If you like technology and you have children chances are good that they are going to like it too. I am always on the lookout for ways to get my kids even more excited about the prospect of technology just like their old man. It should not take too much convincing since they spend a fair amount of their time divided between our home's computers – I’m sure your home is the same way.
So how do you teach kids about technology? You might be surprised about the quality of some of the resources available.
AMD just announced the launch of Activate!, an interactive Web site primarily targeted for children ages 13-15 that enables kids to easily design and program video games.
Activate! was created by PETLab and funded by an AMD Foundation grant in support of AMD Changing the Game, whose aim is to provide programs that improve children’s critical science, technology, engineering and math (STEM) skills and encourages kids to become more globally conscious citizens by developing digital video games with social content.
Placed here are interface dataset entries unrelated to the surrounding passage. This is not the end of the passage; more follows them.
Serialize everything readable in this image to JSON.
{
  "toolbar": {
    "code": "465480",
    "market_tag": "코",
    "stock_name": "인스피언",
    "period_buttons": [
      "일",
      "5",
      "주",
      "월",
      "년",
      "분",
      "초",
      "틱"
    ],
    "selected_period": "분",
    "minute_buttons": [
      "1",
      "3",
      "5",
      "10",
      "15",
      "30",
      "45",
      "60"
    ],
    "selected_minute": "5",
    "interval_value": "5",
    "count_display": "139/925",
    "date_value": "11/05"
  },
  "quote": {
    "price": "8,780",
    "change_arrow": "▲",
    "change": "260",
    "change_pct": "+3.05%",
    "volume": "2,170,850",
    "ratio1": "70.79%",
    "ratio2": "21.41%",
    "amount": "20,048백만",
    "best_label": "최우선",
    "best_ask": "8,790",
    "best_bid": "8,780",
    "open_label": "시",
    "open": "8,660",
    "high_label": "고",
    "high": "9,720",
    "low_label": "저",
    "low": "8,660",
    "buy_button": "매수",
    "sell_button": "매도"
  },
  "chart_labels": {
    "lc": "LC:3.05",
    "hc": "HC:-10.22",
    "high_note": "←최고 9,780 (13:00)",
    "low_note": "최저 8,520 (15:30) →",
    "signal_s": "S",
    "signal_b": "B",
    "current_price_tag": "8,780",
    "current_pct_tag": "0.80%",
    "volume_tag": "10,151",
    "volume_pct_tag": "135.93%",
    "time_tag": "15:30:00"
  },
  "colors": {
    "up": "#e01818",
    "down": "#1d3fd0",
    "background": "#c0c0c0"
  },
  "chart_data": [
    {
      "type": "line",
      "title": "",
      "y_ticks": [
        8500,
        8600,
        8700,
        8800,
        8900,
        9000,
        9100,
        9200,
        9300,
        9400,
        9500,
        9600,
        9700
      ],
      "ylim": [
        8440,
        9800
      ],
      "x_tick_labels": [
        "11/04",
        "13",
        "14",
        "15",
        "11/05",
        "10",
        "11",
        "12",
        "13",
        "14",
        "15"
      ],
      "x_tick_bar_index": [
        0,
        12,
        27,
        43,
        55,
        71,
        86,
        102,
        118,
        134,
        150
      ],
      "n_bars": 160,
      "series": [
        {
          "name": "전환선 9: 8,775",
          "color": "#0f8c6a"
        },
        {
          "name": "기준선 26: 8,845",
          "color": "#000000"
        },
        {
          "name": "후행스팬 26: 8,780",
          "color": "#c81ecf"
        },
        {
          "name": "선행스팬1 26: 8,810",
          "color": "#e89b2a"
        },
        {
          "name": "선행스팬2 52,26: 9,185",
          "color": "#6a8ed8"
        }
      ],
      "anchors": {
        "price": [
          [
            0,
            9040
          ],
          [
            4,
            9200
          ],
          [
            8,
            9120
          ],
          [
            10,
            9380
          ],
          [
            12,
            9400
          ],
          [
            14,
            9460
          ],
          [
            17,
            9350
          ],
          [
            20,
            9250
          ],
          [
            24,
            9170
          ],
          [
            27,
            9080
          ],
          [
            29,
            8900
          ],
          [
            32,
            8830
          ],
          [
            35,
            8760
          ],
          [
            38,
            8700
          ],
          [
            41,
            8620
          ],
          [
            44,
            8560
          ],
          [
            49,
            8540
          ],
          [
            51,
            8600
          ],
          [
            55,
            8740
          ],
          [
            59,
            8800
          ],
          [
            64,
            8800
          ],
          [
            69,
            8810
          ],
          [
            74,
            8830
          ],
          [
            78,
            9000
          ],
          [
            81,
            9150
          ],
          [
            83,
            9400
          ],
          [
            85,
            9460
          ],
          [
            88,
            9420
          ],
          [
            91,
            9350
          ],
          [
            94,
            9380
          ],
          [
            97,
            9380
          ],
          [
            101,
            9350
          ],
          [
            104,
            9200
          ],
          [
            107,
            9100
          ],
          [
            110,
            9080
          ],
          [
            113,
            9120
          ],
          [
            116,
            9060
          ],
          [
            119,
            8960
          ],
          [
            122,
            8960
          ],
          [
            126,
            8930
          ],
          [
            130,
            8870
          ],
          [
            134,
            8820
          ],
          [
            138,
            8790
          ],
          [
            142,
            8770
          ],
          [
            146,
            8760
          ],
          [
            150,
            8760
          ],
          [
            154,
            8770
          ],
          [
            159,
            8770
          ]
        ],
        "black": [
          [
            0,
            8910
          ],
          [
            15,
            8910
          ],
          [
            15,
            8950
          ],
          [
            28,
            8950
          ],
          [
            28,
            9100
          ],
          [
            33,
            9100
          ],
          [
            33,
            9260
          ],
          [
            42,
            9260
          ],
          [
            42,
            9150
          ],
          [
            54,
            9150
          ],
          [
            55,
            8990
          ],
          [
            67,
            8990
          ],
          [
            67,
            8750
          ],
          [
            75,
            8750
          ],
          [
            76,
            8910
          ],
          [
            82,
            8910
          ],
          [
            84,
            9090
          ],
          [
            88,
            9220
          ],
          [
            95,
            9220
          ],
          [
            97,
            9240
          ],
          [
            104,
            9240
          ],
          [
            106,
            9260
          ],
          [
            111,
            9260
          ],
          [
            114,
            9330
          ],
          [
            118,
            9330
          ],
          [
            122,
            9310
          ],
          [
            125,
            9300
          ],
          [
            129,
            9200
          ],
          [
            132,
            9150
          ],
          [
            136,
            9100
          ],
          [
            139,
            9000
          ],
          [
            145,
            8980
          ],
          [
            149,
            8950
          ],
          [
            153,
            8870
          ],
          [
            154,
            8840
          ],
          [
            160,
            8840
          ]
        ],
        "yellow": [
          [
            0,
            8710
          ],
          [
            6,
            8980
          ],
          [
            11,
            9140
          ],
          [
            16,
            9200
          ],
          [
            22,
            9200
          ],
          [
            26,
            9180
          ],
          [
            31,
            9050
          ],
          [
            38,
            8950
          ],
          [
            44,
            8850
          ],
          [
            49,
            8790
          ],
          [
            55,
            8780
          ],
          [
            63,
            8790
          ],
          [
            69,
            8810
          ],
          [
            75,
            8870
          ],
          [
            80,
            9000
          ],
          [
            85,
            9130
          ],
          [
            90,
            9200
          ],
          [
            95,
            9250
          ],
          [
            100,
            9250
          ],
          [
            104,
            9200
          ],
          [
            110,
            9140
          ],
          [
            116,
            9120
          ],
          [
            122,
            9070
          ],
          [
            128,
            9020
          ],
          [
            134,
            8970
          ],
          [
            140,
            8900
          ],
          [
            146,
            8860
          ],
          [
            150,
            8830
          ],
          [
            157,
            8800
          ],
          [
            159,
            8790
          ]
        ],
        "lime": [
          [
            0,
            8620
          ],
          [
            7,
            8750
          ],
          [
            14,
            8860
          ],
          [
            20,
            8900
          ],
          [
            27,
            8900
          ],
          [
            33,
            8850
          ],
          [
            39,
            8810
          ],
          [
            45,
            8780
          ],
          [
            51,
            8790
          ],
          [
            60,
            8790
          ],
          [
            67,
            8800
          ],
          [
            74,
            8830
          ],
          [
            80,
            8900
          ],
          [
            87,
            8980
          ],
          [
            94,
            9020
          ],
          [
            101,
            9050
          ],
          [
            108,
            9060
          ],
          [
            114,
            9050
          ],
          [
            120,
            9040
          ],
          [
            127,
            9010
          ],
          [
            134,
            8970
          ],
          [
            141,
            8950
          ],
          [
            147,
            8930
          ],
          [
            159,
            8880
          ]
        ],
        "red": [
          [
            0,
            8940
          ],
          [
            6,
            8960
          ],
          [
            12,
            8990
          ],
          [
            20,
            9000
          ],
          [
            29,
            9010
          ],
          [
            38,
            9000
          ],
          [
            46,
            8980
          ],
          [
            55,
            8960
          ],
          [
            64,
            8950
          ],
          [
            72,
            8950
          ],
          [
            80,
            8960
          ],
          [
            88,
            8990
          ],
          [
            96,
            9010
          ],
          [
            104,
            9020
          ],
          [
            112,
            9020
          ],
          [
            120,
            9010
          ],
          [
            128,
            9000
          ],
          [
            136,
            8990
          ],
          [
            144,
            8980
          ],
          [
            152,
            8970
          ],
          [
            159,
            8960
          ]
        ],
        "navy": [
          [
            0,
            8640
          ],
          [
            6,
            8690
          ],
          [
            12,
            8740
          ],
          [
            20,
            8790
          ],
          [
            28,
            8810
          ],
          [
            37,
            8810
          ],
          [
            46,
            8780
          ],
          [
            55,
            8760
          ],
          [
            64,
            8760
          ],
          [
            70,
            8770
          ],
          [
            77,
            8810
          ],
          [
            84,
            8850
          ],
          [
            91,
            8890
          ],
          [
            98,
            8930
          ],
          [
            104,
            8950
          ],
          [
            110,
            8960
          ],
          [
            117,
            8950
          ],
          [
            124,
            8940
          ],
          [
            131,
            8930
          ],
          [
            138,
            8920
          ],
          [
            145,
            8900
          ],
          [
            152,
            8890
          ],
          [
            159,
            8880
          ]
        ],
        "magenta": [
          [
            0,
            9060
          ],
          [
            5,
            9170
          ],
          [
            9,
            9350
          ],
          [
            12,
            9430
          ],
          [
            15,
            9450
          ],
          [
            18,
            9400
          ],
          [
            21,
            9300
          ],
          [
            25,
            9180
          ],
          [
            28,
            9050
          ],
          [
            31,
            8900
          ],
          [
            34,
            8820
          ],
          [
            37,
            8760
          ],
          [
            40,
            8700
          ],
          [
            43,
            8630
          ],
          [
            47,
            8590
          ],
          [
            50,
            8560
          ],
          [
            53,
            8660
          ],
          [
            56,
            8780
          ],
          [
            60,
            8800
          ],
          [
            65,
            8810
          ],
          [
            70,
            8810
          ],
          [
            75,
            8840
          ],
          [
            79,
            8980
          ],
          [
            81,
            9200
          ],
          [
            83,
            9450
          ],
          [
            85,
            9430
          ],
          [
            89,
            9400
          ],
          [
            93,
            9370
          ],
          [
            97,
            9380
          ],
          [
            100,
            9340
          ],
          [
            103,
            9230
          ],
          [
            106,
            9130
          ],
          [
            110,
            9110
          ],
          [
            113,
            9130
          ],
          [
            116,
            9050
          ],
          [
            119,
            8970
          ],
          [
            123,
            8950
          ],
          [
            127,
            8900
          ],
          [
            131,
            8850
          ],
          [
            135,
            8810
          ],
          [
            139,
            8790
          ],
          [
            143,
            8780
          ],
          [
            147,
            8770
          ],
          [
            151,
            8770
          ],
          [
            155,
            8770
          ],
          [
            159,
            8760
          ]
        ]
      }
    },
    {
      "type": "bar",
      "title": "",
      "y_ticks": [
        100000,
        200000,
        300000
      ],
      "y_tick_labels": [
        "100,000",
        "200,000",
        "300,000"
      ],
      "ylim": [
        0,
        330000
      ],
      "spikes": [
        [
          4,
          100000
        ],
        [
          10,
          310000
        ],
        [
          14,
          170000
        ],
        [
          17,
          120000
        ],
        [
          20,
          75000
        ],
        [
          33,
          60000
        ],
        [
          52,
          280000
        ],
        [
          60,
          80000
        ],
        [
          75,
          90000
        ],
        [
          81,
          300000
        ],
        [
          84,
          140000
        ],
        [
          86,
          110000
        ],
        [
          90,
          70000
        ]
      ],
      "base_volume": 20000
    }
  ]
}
“In its short two-year history, AMD Changing the Game has supported several leading-edge partners and programs that help expand the use of digital game development as an educational tool. With Activate!, teens far and wide will have access to the tools they need to create their own games,” said Allyson Peerman, President, AMD Foundation. “Our goal is to help today’s youth grow into technically adept, critical thinkers and responsible citizens in order to thrive in our digital world.”
Activate! contains tutorials for making games, example games for users to play, and will feature a gallery of user-generated games. Activate! leverages the publicly available Game Maker software program to help create the games. Depending on local laws, users will also be able to upload their completed games to the Activate! site.
AMD is not the only "game" in town. Microsoft's Fuse Labs offers the Kodu Game Lab,a visual programming language made specifically for creating games, providing an end-to-end environment for designing, building and playing games.
What makes Kodu interesting is its programming user interface offering a simple language which is entirely icon based. (greate for younger kids like mine). Programs are composed of pages, which are broken down into rules, which are further divided into conditions and actions.
Programs are expressed in physical terms, using concepts like vision, hearing, and time to control character behavior. While not as general-purpose as classical programming languages, Kodu can express advanced game design concepts in a simple, direct, and intuitive manner.
I'm sure there are other tech-savvy parents out there - so how do (or will you) teach your kids to be programmers or if not programmers, at least to love tech?